There’s something about the combination of an avant garde filmmaker like Mira Nair with the traditional, bubbly leanings of Disney that doesn’t quite work in Queen of Katwe. It’s an awkward marriage, the film’s darker moments not quite adding up with the bright tone. The decision to use rapid editing and handheld cameras also doesn’t quite jive with the by-the-numbers feel-good storytelling. It’s a shame, because when Queen of Katwe is good, it’s really good. A few of the triumphant moments work nicely, and the cast of children around Phiona are full of personality. It’s easy to warm to them, and to David Oyelowo’s determined, kind teacher as he inspires them. However, the movie tends to be at its best when focused on Phiona and her family’s dynamics, rather than the Disneyfied chess storyline. Harriet’s struggles to keep herself and her four children safe and fed are affecting and hard to watch at times; one particularly effective sequence sees the family kicked out of their home. The strength of Lupita Nyong’o’s fierce, angry performance shines through the entire film; whenever we spend too long without her, we miss her presence.

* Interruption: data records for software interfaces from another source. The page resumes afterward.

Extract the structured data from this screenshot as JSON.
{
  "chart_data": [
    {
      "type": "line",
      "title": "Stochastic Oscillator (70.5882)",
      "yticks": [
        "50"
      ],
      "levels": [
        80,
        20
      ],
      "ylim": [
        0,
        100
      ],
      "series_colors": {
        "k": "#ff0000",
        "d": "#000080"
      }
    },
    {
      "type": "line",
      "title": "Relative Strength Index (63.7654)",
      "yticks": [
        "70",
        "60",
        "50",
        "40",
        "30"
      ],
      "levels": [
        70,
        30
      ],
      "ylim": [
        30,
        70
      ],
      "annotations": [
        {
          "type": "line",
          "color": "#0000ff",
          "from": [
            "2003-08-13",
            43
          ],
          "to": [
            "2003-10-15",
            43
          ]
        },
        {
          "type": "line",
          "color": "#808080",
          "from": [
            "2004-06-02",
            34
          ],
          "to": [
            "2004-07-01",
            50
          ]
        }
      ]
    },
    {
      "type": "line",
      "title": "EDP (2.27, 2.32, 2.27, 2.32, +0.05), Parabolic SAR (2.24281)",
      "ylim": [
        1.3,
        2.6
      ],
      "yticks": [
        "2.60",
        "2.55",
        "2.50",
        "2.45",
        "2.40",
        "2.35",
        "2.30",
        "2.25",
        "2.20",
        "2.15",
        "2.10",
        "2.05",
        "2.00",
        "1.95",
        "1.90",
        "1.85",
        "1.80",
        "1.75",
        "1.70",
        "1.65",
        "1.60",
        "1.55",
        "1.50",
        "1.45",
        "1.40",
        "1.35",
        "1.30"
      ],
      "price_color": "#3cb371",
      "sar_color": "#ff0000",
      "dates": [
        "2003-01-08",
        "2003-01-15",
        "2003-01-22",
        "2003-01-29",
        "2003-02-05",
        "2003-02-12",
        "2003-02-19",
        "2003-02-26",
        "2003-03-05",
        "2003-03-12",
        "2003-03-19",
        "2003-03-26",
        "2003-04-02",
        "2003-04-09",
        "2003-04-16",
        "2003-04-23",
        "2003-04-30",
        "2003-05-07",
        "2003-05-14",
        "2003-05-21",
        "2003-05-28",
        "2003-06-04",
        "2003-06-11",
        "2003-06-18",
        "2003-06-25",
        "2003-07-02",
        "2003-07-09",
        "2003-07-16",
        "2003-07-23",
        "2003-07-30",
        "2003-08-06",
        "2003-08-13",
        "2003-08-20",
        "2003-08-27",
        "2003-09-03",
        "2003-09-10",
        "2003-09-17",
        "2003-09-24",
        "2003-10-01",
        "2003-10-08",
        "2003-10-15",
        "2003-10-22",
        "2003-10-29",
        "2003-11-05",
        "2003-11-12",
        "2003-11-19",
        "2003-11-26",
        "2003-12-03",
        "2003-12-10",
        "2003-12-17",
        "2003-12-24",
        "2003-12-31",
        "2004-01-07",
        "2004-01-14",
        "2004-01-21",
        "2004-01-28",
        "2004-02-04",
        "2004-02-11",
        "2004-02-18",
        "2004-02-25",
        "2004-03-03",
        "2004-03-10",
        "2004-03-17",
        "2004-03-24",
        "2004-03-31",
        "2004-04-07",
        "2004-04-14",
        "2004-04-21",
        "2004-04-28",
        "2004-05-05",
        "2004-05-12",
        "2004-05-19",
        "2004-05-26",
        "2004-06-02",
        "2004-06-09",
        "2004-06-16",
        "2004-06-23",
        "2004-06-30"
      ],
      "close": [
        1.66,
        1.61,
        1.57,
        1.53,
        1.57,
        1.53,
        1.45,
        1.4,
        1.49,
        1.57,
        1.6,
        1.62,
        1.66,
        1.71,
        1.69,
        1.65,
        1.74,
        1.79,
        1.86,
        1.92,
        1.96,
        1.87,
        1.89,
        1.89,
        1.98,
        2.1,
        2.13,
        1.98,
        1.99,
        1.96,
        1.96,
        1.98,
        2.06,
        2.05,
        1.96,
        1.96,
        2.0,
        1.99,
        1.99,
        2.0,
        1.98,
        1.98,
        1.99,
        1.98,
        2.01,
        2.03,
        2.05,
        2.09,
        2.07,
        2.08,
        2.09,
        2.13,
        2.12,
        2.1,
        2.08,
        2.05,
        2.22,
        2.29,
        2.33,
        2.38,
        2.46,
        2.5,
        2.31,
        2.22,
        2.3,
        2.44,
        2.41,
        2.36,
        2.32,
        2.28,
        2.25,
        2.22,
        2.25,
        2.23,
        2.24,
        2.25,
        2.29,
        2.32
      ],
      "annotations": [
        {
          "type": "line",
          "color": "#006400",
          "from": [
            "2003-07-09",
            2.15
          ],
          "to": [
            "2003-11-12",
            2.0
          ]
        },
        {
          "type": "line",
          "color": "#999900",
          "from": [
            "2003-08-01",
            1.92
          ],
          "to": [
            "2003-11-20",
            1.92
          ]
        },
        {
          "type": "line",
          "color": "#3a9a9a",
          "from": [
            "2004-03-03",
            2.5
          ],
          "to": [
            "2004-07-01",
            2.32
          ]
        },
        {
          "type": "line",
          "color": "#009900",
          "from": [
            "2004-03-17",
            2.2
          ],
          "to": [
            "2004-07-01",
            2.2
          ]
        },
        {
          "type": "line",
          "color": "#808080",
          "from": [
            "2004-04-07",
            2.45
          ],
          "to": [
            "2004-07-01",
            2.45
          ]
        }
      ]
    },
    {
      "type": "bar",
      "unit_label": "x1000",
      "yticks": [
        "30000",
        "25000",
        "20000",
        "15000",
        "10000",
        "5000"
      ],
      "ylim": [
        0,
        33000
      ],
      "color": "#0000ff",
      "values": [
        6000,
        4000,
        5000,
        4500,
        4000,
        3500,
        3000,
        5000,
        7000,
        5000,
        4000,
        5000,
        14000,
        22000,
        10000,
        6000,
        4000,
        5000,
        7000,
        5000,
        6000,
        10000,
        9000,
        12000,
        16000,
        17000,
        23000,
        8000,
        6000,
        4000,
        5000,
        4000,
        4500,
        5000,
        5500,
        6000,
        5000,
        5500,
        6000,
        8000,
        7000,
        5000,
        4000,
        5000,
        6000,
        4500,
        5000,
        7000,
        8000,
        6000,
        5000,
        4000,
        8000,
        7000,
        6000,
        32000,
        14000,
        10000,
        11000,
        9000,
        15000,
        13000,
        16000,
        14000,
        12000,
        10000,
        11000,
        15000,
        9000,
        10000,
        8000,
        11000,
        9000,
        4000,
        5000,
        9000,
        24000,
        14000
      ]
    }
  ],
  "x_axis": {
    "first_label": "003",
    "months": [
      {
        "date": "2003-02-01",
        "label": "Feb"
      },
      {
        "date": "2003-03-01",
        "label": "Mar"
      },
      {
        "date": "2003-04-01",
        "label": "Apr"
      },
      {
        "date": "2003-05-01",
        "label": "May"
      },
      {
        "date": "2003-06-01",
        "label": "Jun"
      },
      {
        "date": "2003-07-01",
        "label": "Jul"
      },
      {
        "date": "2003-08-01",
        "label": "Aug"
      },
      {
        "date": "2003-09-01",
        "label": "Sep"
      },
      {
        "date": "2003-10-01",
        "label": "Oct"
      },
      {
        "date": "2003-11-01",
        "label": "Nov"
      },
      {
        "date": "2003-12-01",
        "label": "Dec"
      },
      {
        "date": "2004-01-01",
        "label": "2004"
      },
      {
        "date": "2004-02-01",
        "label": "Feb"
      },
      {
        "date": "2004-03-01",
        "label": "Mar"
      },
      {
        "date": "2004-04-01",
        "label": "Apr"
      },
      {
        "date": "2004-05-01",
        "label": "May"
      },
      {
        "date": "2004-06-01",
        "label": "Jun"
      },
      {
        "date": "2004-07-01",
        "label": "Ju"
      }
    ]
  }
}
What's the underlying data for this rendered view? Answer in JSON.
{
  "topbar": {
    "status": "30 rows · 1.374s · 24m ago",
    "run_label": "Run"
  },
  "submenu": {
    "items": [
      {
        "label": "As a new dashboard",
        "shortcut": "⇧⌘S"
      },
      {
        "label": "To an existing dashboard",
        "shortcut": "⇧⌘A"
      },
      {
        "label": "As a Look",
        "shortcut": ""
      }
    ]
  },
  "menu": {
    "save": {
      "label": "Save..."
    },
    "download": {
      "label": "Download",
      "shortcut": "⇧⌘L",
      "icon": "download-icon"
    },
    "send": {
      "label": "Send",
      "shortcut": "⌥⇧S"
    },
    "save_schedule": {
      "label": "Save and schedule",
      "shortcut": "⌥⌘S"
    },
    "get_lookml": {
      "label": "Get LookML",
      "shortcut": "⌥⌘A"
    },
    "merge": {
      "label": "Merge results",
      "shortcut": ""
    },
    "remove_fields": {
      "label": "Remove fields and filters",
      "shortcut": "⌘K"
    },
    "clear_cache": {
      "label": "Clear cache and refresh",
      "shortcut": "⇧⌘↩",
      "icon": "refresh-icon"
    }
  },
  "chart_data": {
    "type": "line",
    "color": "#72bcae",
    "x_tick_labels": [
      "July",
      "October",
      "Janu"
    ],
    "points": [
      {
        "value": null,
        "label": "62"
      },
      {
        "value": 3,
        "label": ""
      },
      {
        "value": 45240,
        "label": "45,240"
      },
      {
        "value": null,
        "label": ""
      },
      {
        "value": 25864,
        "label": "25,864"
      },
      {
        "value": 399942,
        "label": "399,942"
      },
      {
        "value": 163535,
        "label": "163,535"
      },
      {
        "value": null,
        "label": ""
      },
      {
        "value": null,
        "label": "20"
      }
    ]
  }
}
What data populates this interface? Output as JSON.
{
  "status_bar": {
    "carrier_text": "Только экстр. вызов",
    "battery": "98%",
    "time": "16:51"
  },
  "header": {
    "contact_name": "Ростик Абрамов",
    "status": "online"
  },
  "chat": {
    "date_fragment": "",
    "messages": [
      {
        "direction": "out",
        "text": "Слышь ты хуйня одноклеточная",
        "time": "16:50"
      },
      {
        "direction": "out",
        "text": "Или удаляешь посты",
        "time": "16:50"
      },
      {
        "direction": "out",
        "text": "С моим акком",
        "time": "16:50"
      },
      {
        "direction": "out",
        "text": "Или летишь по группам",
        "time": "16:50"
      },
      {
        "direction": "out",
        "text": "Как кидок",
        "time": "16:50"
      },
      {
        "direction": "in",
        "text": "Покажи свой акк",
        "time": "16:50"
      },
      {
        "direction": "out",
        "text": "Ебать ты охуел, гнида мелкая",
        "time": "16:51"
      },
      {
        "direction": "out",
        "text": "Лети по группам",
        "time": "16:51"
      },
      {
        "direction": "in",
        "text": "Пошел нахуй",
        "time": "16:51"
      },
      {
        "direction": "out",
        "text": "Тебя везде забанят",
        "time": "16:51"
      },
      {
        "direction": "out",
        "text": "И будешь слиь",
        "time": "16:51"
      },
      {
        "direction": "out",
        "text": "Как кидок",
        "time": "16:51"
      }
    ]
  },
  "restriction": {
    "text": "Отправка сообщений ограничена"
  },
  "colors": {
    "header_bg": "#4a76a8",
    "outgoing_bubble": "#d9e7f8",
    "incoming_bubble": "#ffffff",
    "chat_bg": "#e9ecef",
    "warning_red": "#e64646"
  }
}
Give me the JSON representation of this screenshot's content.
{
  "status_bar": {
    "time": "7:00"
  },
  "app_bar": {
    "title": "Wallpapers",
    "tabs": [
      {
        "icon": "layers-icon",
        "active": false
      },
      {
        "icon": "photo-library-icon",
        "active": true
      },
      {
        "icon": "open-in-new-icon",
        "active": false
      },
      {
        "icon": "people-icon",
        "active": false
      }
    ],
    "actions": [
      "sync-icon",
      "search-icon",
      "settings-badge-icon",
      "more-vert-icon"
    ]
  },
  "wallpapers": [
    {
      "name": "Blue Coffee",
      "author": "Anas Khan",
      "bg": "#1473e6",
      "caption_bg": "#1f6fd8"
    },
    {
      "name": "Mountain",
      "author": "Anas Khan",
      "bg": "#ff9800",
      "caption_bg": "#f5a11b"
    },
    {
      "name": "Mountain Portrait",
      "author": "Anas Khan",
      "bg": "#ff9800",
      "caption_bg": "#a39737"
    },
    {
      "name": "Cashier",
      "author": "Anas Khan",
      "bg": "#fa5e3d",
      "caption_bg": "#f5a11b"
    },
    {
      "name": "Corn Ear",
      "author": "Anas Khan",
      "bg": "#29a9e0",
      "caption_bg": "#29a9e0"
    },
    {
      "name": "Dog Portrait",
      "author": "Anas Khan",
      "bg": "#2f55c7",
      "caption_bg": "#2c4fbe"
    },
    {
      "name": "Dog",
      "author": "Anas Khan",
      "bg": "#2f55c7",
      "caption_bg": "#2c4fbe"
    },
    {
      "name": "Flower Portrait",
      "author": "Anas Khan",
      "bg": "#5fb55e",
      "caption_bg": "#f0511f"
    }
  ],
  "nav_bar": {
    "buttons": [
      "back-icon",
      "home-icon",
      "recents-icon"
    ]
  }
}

Movies like this live and die on the lead kids, and unfortunately, Madina Nalwanga is just…okay as Phiona. She isn’t bad exactly, but she doesn’t engage the way I’d like her to. Fortunately, she has some solid support, particularly from the spectacular Lupita Nyong’o and David Oyelowo. The choice that the film makes not to recast the child actors over time is a strange one, making it hard to know how much time has passed and breaking the film’s suspension of disbelief; it’s the two adults who get us through that. The two of them shine in every scene. Every little choice they’re making conveys so much about the characters. There’s a scene where Harriet, in an attempt to secure a future for her daughter, meets with an old acquaintance in an attempt to sell him a dress. She flirts with him, struggling with her choices during every moment of the scene. Harriet’s strength of character and her stubbornness pervade throughout Nyong’o’s performance, and she plays the role with such dignity. When she gets to act opposite Oyelowo, the movie is on another level. There are so many complex issues facing the characters in this movie, and that dignity is all-important. They earn the movie’s inspirational ending with that dignity.
Queen of Katwe on IMDb